Despite reports over the weekend claiming that Dropbox was hacked, the company has today released a post-mortem of its downtime, with the blame falling onto its update and database infrastructure.
The company said that the weekend’s outage was due to a bug within an update script reinstalling a number of machines containing production traffic for photo sharing, camera uploads, and some APIs.
“On Friday at 5.30pm PT, we had a planned maintenance scheduled to upgrade the OS on some of our machines. During this process, the upgrade script checks to make sure there is no active data on the machine before installing the new OS,” wrote Dropbox head of infrastructure Akhil Gupta.
“A subtle bug in the script caused the command to reinstall a small number of active machines.
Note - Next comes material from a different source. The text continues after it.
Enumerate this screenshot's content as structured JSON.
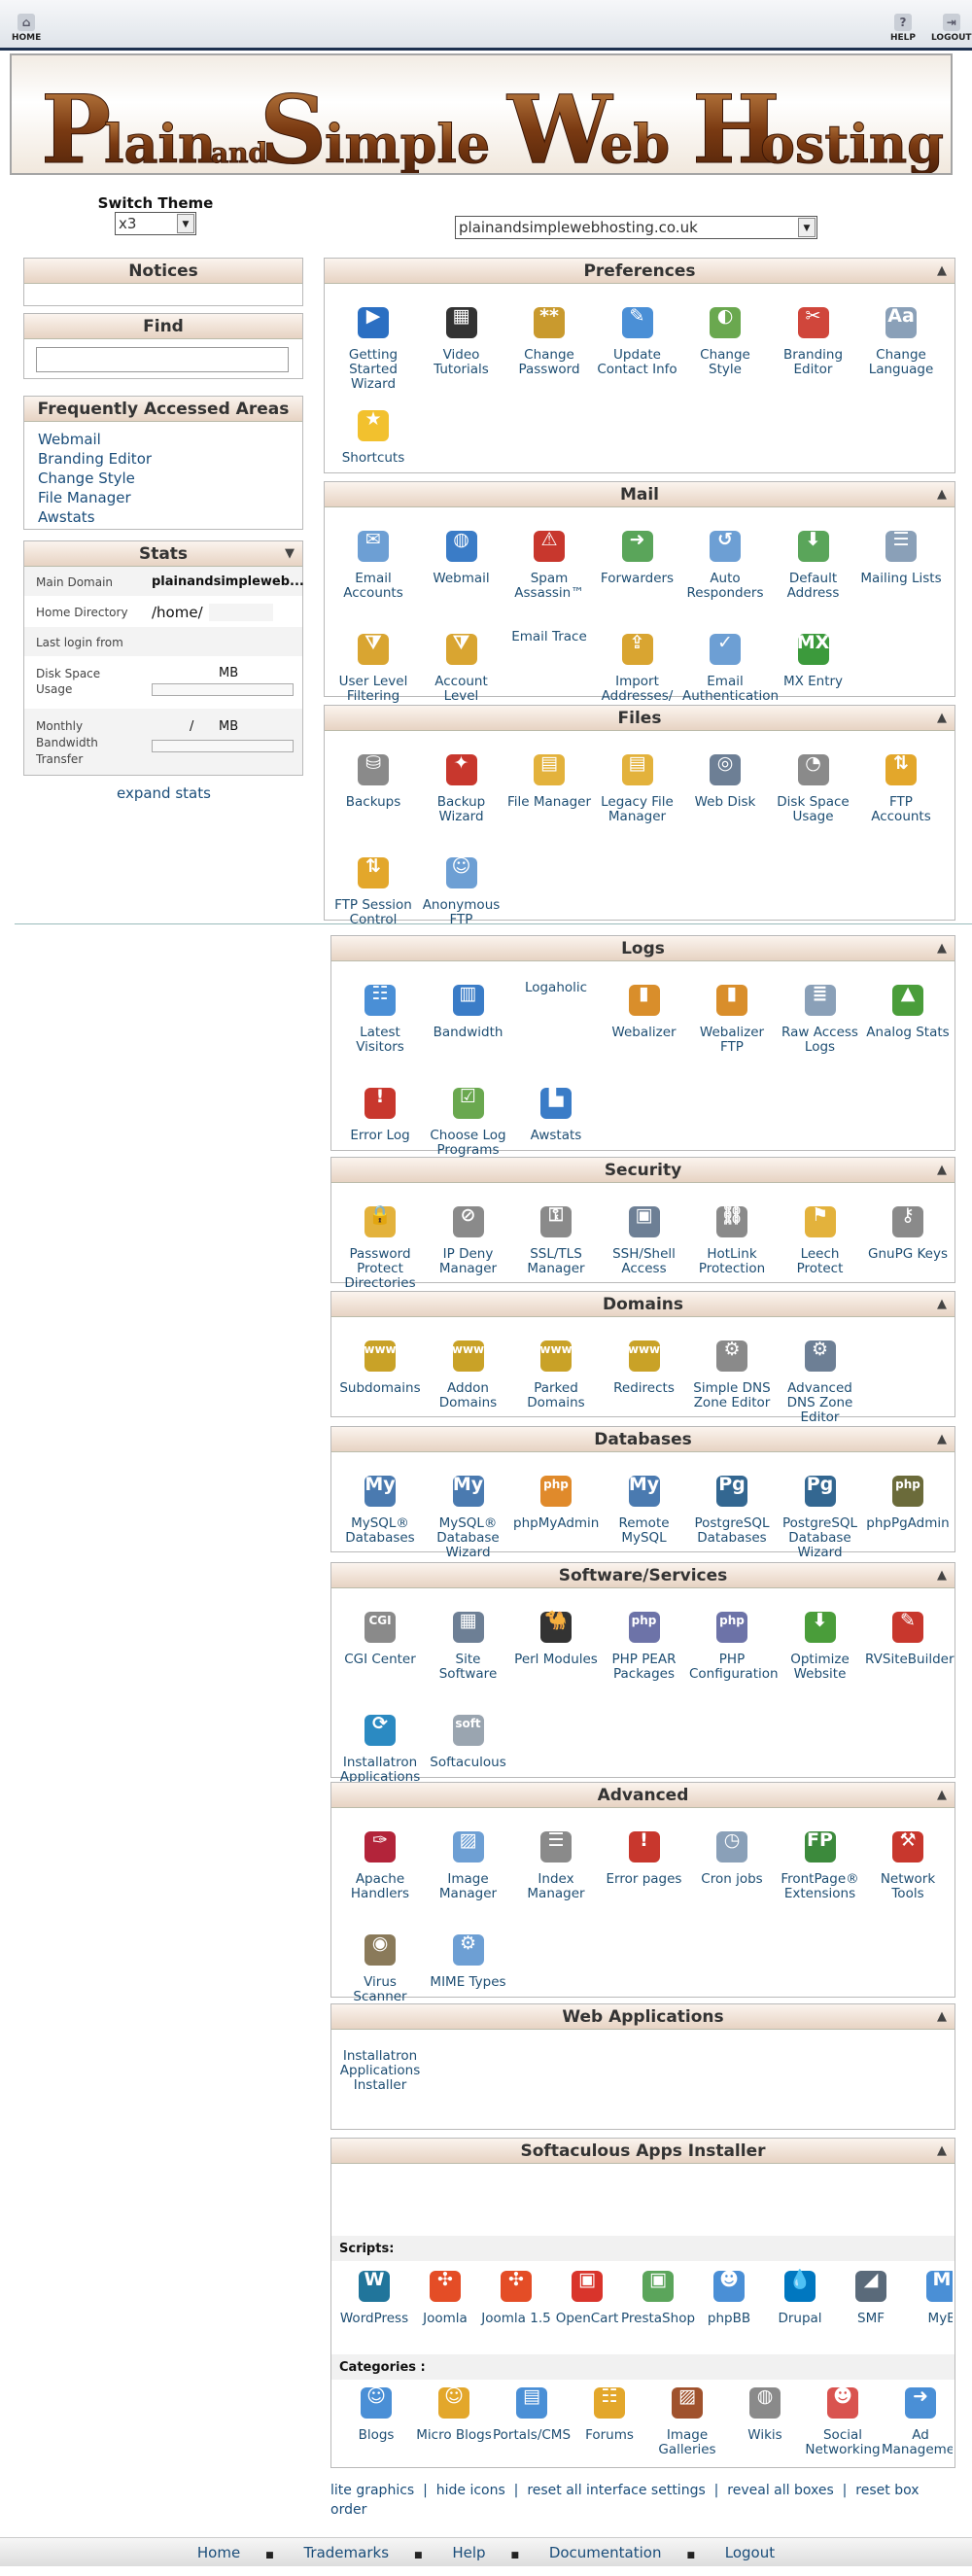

Unfortunately, some master-slave pairs were impacted, which resulted in the site going down.
“Your files were never at risk during the outage.”
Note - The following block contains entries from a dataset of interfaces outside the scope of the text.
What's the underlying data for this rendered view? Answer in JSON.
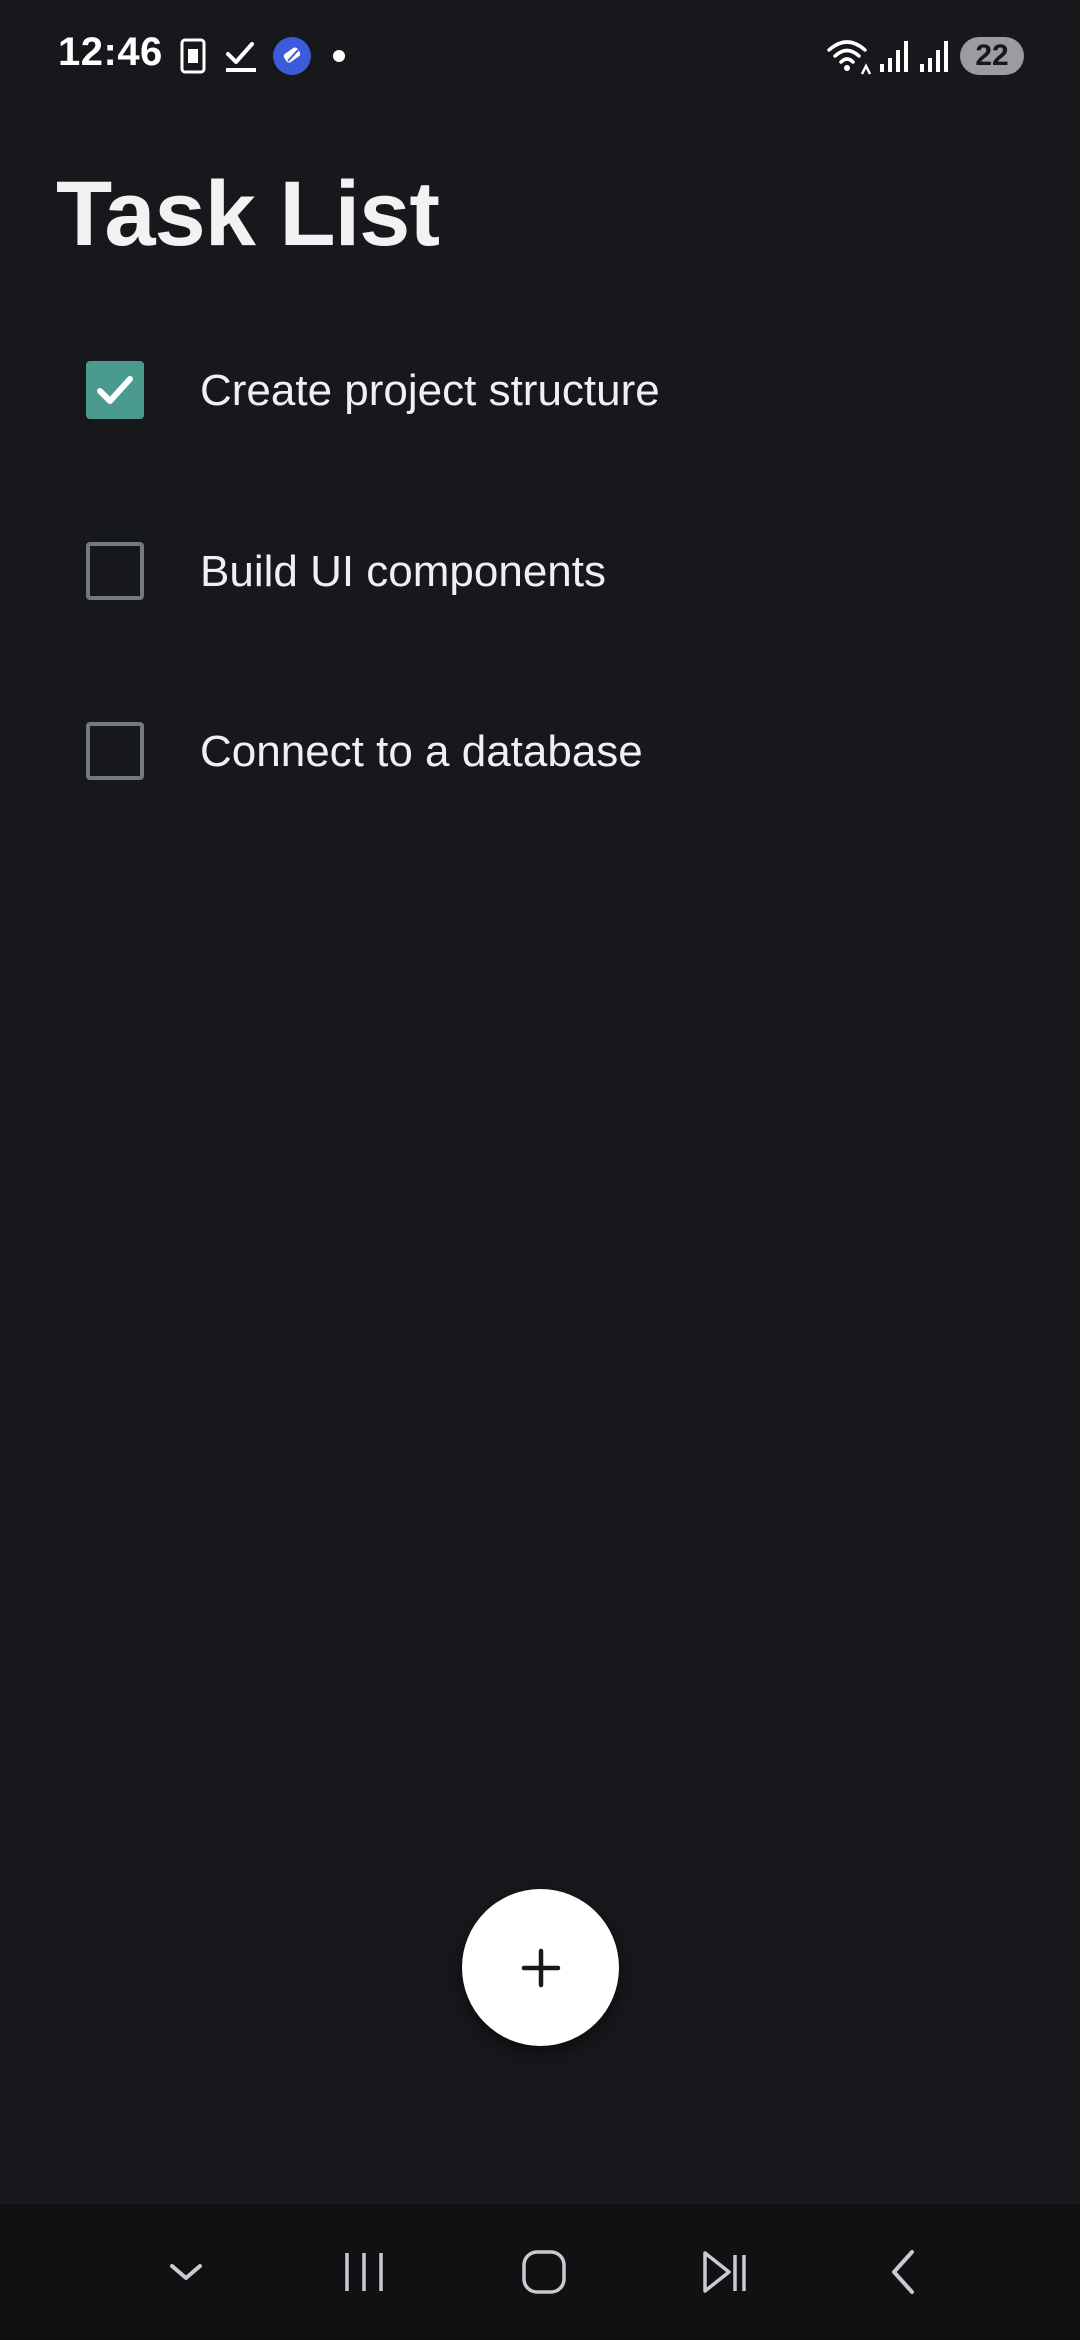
{
  "status_bar": {
    "time": "12:46",
    "battery": "22",
    "left_icons": [
      "sim-card-icon",
      "task-check-icon",
      "app-badge-icon",
      "notification-dot-icon"
    ],
    "right_icons": [
      "wifi-icon",
      "signal-icon",
      "signal-icon"
    ]
  },
  "header": {
    "title": "Task List"
  },
  "tasks": [
    {
      "label": "Create project structure",
      "checked": true
    },
    {
      "label": "Build UI components",
      "checked": false
    },
    {
      "label": "Connect to a database",
      "checked": false
    }
  ],
  "fab": {
    "icon": "plus-icon"
  },
  "nav_bar": {
    "buttons": [
      "hide-keyboard-icon",
      "recent-apps-icon",
      "home-icon",
      "media-icon",
      "back-icon"
    ]
  },
  "colors": {
    "background": "#17181b",
    "checkbox_checked": "#4a9a8e",
    "checkbox_border": "#737a83",
    "fab": "#ffffff",
    "nav_bar": "#101113"
  }
}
Gupta said that Dropbox was able to recover from backups, and able to restore “most functionality” within three hours.
However, the company was not able to fully restore complete functionality until Sunday afternoon, Pacific Time, due to the large size of the MySQL databases that the company uses.
Seemingly shocked by the time taken using the standard tooling to restore from MySQL backups, Dropbox said it has developed a tool that will allow for faster restorations by parallelising the replay of binary logs. The company plans to open source this tool in future.
In order to prevent the updating script from reinstalling active machines in Dropbox’s master and dual-slave database infrastructure, Gupta said that active machines would now be able to ignore such commands.
“Over the past few years, our infrastructure has grown rapidly to support hundreds of millions of users. We routinely upgrade and repurpose our machines. When doing so, we run scripts that remotely verify the production state of each machine,” Gupta said.
“We’ve since added an additional layer of checks that require machines to locally verify their state before executing incoming commands. This enables machines that self-identify as running critical processes to refuse potentially destructive operations.”